Liquid biopsies have recently been introduced as a diagnostic method from blood samples for detection of molecular biomarkers or very rare cells without the need of invasive procedures. Circulating tumor cells (CTC) or pieces of DNA from tumor cells that are circulating in the blood (circulating free DNA) can be found in cancer patients and have provided independent information on prognosis in early and advanced stages of cancer.
In addition to CTC, liquid biopsies are now being developed for detection of fetal circulating free DNA for prenatal screening of fetal aneuploidies (e.g. trisomies of chromosomes 21, 18, and 13).
However, fetal circulating free DNA is highly fragmented and compounded by a huge background of maternal DNA, limiting its utility for detection of genetic abnormalities, such as microdeletions and duplications with a small size. This could be overcome by the selection, in the maternal blood, of rare fetal cells, such as trophoblasts and erythroblasts.
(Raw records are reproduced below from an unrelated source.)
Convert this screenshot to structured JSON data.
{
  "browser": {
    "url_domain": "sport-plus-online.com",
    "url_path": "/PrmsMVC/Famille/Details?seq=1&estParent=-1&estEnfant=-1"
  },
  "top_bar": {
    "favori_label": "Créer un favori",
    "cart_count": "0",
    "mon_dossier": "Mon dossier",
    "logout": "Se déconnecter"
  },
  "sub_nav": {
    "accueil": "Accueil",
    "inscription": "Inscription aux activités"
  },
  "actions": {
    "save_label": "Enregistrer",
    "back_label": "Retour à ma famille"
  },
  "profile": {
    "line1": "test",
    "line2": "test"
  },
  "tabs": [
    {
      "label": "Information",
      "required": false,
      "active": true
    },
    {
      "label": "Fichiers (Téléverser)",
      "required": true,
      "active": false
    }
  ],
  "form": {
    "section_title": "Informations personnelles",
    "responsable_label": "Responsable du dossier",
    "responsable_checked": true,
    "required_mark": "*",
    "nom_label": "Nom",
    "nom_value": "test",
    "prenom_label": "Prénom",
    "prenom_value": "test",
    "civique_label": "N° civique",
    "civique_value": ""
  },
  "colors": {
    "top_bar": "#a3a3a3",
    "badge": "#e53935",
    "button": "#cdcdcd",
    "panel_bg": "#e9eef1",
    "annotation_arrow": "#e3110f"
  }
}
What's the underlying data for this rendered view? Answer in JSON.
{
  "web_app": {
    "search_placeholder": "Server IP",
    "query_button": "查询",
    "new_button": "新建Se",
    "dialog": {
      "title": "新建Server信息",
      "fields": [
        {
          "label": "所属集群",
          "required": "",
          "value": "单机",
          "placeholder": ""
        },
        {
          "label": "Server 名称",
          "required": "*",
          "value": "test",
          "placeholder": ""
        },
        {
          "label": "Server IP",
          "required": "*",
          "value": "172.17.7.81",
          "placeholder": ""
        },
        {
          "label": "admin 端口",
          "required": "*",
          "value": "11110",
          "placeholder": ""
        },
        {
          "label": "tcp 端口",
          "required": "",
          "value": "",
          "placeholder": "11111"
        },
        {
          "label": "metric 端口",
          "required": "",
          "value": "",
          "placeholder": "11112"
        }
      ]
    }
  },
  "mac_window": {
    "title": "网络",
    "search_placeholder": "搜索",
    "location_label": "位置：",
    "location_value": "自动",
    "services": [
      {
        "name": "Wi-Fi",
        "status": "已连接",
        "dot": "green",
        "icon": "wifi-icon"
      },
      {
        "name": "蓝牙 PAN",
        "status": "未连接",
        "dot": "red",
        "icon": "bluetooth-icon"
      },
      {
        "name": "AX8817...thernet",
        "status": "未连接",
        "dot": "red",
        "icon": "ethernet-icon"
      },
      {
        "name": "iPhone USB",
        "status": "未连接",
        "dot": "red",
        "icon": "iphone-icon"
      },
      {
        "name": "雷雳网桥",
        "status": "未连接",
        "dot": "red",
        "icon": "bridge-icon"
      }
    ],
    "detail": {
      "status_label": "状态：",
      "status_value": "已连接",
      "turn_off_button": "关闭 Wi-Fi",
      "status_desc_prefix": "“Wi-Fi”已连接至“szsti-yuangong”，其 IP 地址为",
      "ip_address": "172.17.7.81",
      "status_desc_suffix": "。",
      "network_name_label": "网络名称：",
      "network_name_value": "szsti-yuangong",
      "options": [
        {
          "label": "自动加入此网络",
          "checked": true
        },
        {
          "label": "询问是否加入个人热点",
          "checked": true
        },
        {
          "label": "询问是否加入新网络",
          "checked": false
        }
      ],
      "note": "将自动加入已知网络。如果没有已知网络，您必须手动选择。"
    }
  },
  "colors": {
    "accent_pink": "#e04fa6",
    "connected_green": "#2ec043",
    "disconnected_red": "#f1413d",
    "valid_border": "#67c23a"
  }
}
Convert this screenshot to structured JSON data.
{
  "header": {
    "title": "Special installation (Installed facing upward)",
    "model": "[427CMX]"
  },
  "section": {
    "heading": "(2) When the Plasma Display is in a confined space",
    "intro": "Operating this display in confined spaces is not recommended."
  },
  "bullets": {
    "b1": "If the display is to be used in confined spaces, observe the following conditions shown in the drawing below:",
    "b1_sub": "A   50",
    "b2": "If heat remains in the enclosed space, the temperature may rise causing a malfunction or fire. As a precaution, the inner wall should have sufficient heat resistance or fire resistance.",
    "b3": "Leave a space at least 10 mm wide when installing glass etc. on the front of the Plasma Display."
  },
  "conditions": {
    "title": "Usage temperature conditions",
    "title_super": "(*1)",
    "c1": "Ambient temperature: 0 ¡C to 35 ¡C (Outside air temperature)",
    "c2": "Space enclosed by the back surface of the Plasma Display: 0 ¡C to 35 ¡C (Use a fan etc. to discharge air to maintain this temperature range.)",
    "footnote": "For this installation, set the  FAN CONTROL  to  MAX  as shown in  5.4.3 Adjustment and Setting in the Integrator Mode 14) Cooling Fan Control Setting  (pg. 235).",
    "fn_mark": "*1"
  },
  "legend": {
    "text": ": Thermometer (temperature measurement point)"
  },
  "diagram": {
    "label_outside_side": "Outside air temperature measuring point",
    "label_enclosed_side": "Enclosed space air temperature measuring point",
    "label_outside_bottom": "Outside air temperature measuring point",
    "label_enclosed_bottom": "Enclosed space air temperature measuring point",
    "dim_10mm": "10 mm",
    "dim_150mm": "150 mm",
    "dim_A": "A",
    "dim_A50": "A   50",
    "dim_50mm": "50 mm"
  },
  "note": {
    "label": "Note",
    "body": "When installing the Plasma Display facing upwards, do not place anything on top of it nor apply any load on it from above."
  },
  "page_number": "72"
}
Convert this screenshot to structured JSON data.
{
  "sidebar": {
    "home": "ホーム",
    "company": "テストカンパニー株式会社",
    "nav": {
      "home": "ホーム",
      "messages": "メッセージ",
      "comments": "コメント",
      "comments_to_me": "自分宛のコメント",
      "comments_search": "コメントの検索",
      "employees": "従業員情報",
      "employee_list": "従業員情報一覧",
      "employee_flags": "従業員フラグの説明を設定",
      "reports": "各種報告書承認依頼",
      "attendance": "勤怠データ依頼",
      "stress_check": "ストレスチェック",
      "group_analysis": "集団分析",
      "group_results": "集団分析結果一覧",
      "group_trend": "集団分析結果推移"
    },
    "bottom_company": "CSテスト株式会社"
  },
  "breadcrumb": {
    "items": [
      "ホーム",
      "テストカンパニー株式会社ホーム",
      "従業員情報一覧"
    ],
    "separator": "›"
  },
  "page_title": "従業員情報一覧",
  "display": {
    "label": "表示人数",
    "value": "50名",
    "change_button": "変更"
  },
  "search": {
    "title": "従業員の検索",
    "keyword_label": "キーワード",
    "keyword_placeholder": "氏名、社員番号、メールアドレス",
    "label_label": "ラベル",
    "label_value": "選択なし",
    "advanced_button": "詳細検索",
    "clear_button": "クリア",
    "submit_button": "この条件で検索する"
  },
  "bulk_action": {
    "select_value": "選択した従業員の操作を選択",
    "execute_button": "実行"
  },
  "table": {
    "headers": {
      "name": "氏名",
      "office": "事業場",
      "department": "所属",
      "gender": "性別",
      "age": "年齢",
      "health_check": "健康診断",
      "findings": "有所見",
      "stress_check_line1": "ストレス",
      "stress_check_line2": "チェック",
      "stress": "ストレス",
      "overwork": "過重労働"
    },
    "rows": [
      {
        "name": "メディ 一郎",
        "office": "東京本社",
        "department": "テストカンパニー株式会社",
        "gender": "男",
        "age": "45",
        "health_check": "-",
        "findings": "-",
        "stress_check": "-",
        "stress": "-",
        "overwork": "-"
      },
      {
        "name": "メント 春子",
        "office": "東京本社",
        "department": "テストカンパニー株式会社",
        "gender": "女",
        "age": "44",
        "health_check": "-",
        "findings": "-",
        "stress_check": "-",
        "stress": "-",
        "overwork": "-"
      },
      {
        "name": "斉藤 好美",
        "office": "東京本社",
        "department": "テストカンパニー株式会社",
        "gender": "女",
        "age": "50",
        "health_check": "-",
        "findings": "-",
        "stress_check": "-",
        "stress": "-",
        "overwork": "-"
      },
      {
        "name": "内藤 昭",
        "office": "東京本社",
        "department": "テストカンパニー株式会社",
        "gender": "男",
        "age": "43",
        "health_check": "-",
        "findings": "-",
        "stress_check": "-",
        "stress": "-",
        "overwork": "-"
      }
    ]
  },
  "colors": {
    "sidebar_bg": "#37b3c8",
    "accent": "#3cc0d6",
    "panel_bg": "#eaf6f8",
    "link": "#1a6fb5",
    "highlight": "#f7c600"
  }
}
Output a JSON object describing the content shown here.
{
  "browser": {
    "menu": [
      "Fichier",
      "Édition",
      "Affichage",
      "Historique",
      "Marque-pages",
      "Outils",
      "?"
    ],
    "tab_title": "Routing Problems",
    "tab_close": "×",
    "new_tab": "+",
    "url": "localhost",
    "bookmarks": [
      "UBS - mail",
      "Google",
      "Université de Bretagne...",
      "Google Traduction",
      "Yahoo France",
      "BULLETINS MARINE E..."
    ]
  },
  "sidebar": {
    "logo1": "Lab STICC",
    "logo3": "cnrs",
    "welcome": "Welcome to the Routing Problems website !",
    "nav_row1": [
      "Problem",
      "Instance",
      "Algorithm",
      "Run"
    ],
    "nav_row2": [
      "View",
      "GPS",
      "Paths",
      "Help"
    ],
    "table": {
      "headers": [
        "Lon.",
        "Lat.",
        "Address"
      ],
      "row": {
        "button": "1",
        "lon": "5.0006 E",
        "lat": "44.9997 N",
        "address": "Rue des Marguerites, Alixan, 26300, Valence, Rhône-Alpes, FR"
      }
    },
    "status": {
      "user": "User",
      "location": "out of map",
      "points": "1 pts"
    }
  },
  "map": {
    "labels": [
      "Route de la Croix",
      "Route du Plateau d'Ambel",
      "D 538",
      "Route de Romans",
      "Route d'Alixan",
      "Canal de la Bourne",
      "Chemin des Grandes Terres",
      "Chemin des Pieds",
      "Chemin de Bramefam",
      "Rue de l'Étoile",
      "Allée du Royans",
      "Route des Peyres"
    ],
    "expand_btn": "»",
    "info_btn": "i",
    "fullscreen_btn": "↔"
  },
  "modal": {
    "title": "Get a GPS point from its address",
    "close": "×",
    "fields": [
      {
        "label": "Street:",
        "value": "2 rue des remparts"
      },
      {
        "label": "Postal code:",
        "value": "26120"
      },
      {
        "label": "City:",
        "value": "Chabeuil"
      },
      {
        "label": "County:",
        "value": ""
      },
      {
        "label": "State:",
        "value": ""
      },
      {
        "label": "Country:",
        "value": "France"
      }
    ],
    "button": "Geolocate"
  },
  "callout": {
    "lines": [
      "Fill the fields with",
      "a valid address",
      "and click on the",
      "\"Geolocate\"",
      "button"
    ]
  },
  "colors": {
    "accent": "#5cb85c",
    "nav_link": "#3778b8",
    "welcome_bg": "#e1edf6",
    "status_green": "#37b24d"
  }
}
For many years the challenge in circulating fetal cells research was their isolation in a high throughput and automated way for clinical applications.
MBS has developed automated and high throughput methods that allow their detection, isolation and recovery as single cells from maternal blood. The availability of unfragmented genome from the isolated single fetal cells can provid unique information to detect alteration such as microdeletions and microduplications as small as 1.0Mb, often responsible of clinically relevant genetic diseases.